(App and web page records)
----------
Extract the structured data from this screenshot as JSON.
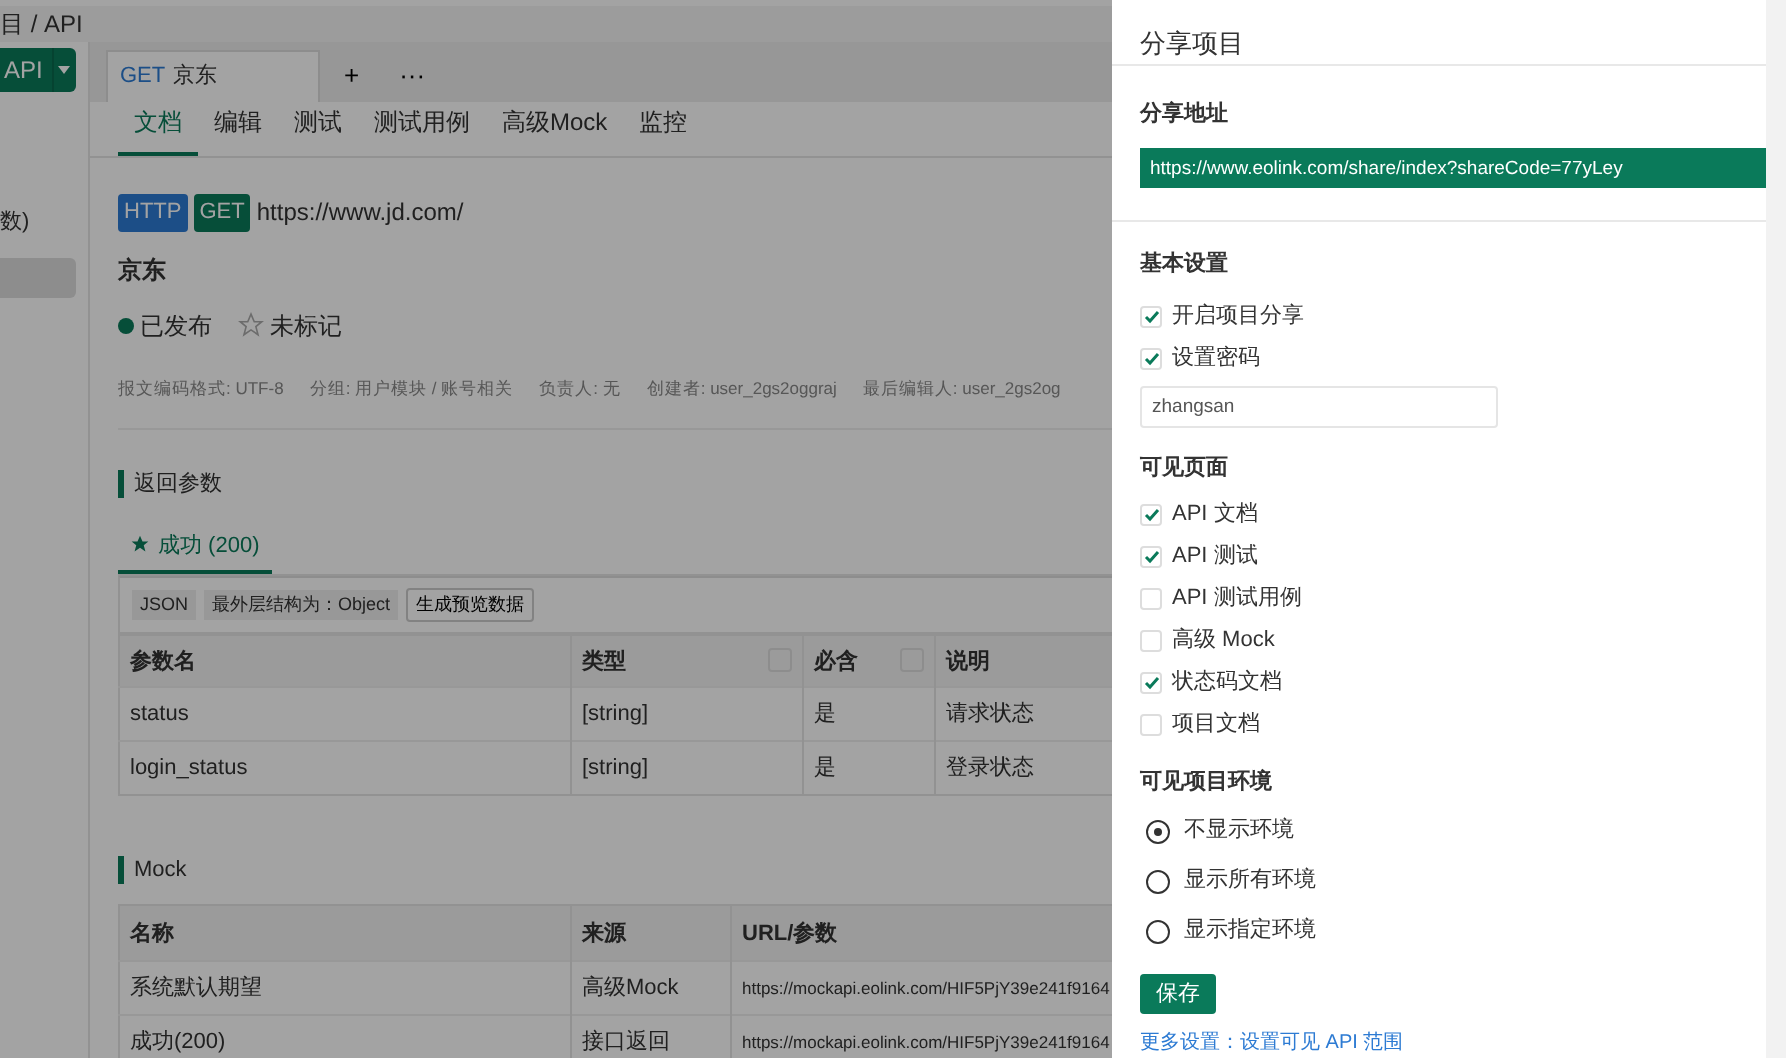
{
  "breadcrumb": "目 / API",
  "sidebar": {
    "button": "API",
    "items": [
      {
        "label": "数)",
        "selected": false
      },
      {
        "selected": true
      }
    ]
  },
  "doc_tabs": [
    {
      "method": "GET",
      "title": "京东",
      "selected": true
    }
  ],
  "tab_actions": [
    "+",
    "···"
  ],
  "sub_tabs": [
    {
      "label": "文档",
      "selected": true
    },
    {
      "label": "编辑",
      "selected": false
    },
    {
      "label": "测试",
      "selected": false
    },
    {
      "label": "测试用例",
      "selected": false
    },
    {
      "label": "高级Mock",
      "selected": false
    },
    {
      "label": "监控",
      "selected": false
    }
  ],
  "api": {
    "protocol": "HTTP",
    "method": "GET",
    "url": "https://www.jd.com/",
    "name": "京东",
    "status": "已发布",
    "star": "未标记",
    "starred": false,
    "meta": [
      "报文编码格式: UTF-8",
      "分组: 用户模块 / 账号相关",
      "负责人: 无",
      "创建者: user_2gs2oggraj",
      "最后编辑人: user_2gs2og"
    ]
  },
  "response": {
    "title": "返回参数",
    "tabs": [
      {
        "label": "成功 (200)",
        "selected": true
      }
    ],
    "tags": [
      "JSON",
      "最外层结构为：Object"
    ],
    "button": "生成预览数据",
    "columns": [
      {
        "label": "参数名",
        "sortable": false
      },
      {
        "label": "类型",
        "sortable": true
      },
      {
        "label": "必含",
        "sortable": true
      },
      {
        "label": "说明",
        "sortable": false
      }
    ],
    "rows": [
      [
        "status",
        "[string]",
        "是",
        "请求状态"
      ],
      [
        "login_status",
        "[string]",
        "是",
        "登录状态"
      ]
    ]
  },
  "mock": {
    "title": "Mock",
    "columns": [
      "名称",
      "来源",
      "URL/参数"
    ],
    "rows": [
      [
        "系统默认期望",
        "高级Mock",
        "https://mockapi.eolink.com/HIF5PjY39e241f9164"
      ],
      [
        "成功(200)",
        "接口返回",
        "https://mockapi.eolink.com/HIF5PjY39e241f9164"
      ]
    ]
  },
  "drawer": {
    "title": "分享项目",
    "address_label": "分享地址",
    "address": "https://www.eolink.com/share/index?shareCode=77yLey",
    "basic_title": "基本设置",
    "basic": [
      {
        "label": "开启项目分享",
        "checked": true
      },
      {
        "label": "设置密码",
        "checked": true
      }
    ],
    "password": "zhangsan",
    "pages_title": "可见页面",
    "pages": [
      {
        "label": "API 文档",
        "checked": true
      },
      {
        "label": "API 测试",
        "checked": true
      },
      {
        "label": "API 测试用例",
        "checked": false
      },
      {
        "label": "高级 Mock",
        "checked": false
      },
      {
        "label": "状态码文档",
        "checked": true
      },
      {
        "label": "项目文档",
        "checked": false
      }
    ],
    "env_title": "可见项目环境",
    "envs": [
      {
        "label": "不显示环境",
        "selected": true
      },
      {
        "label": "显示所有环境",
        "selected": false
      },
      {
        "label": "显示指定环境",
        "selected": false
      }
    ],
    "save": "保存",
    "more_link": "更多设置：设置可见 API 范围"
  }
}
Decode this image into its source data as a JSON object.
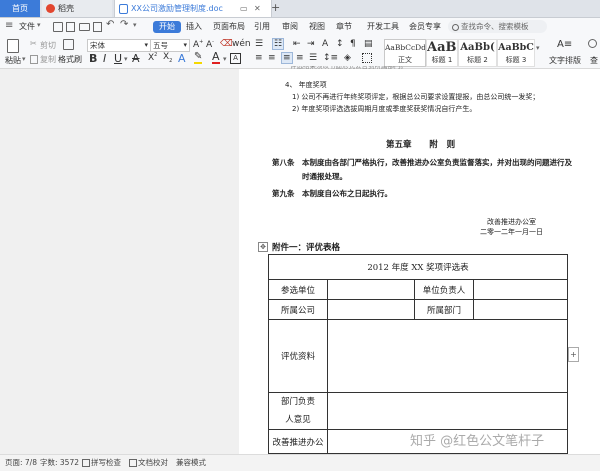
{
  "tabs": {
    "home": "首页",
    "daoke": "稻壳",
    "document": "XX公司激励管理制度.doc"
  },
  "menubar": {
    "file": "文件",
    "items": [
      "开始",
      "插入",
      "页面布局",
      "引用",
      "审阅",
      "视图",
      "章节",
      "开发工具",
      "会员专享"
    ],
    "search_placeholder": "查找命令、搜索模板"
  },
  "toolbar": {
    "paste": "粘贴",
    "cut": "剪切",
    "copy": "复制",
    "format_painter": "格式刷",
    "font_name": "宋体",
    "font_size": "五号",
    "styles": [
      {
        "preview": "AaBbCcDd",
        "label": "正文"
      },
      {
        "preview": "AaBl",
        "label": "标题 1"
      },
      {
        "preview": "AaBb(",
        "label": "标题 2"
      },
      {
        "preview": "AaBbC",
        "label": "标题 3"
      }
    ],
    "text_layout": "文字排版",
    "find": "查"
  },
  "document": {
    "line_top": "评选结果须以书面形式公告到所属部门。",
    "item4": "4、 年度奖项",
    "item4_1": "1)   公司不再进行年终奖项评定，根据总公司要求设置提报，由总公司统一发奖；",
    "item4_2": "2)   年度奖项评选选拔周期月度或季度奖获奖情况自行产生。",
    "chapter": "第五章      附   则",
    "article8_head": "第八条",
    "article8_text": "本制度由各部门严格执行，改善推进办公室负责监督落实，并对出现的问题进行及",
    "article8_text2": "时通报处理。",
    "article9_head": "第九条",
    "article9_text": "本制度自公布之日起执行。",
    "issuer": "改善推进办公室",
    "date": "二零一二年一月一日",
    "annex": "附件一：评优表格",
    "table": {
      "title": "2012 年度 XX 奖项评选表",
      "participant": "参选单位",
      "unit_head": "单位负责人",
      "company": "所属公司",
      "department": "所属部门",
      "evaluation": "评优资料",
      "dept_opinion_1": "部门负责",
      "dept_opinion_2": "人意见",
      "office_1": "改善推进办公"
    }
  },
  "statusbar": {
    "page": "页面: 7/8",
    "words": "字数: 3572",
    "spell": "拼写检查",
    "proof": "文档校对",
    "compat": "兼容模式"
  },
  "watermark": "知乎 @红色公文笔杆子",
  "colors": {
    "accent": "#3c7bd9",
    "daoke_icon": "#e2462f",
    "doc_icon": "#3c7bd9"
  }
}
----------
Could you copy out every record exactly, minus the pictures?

(RESPONSE AREA)
Extract the structured data from this screenshot as JSON.
{
  "breadcrumb": "目 / API",
  "sidebar": {
    "button": "API",
    "items": [
      {
        "label": "数)",
        "selected": false
      },
      {
        "selected": true
      }
    ]
  },
  "doc_tabs": [
    {
      "method": "GET",
      "title": "京东",
      "selected": true
    }
  ],
  "tab_actions": [
    "+",
    "···"
  ],
  "sub_tabs": [
    {
      "label": "文档",
      "selected": true
    },
    {
      "label": "编辑",
      "selected": false
    },
    {
      "label": "测试",
      "selected": false
    },
    {
      "label": "测试用例",
      "selected": false
    },
    {
      "label": "高级Mock",
      "selected": false
    },
    {
      "label": "监控",
      "selected": false
    }
  ],
  "api": {
    "protocol": "HTTP",
    "method": "GET",
    "url": "https://www.jd.com/",
    "name": "京东",
    "status": "已发布",
    "star": "未标记",
    "starred": false,
    "meta": [
      "报文编码格式: UTF-8",
      "分组: 用户模块 / 账号相关",
      "负责人: 无",
      "创建者: user_2gs2oggraj",
      "最后编辑人: user_2gs2og"
    ]
  },
  "response": {
    "title": "返回参数",
    "tabs": [
      {
        "label": "成功 (200)",
        "selected": true
      }
    ],
    "tags": [
      "JSON",
      "最外层结构为：Object"
    ],
    "button": "生成预览数据",
    "columns": [
      {
        "label": "参数名",
        "sortable": false
      },
      {
        "label": "类型",
        "sortable": true
      },
      {
        "label": "必含",
        "sortable": true
      },
      {
        "label": "说明",
        "sortable": false
      }
    ],
    "rows": [
      [
        "status",
        "[string]",
        "是",
        "请求状态"
      ],
      [
        "login_status",
        "[string]",
        "是",
        "登录状态"
      ]
    ]
  },
  "mock": {
    "title": "Mock",
    "columns": [
      "名称",
      "来源",
      "URL/参数"
    ],
    "rows": [
      [
        "系统默认期望",
        "高级Mock",
        "https://mockapi.eolink.com/HIF5PjY39e241f9164"
      ],
      [
        "成功(200)",
        "接口返回",
        "https://mockapi.eolink.com/HIF5PjY39e241f9164"
      ]
    ]
  },
  "drawer": {
    "title": "分享项目",
    "address_label": "分享地址",
    "address": "https://www.eolink.com/share/index?shareCode=77yLey",
    "basic_title": "基本设置",
    "basic": [
      {
        "label": "开启项目分享",
        "checked": true
      },
      {
        "label": "设置密码",
        "checked": true
      }
    ],
    "password": "zhangsan",
    "pages_title": "可见页面",
    "pages": [
      {
        "label": "API 文档",
        "checked": true
      },
      {
        "label": "API 测试",
        "checked": true
      },
      {
        "label": "API 测试用例",
        "checked": false
      },
      {
        "label": "高级 Mock",
        "checked": false
      },
      {
        "label": "状态码文档",
        "checked": true
      },
      {
        "label": "项目文档",
        "checked": false
      }
    ],
    "env_title": "可见项目环境",
    "envs": [
      {
        "label": "不显示环境",
        "selected": true
      },
      {
        "label": "显示所有环境",
        "selected": false
      },
      {
        "label": "显示指定环境",
        "selected": false
      }
    ],
    "save": "保存",
    "more_link": "更多设置：设置可见 API 范围"
  }
}
Decode this image into its source data as a JSON object.
{
  "tabs": {
    "home": "首页",
    "daoke": "稻壳",
    "document": "XX公司激励管理制度.doc"
  },
  "menubar": {
    "file": "文件",
    "items": [
      "开始",
      "插入",
      "页面布局",
      "引用",
      "审阅",
      "视图",
      "章节",
      "开发工具",
      "会员专享"
    ],
    "search_placeholder": "查找命令、搜索模板"
  },
  "toolbar": {
    "paste": "粘贴",
    "cut": "剪切",
    "copy": "复制",
    "format_painter": "格式刷",
    "font_name": "宋体",
    "font_size": "五号",
    "styles": [
      {
        "preview": "AaBbCcDd",
        "label": "正文"
      },
      {
        "preview": "AaBl",
        "label": "标题 1"
      },
      {
        "preview": "AaBb(",
        "label": "标题 2"
      },
      {
        "preview": "AaBbC",
        "label": "标题 3"
      }
    ],
    "text_layout": "文字排版",
    "find": "查"
  },
  "document": {
    "line_top": "评选结果须以书面形式公告到所属部门。",
    "item4": "4、 年度奖项",
    "item4_1": "1)   公司不再进行年终奖项评定，根据总公司要求设置提报，由总公司统一发奖；",
    "item4_2": "2)   年度奖项评选选拔周期月度或季度奖获奖情况自行产生。",
    "chapter": "第五章      附   则",
    "article8_head": "第八条",
    "article8_text": "本制度由各部门严格执行，改善推进办公室负责监督落实，并对出现的问题进行及",
    "article8_text2": "时通报处理。",
    "article9_head": "第九条",
    "article9_text": "本制度自公布之日起执行。",
    "issuer": "改善推进办公室",
    "date": "二零一二年一月一日",
    "annex": "附件一：评优表格",
    "table": {
      "title": "2012 年度 XX 奖项评选表",
      "participant": "参选单位",
      "unit_head": "单位负责人",
      "company": "所属公司",
      "department": "所属部门",
      "evaluation": "评优资料",
      "dept_opinion_1": "部门负责",
      "dept_opinion_2": "人意见",
      "office_1": "改善推进办公"
    }
  },
  "statusbar": {
    "page": "页面: 7/8",
    "words": "字数: 3572",
    "spell": "拼写检查",
    "proof": "文档校对",
    "compat": "兼容模式"
  },
  "watermark": "知乎 @红色公文笔杆子",
  "colors": {
    "accent": "#3c7bd9",
    "daoke_icon": "#e2462f",
    "doc_icon": "#3c7bd9"
  }
}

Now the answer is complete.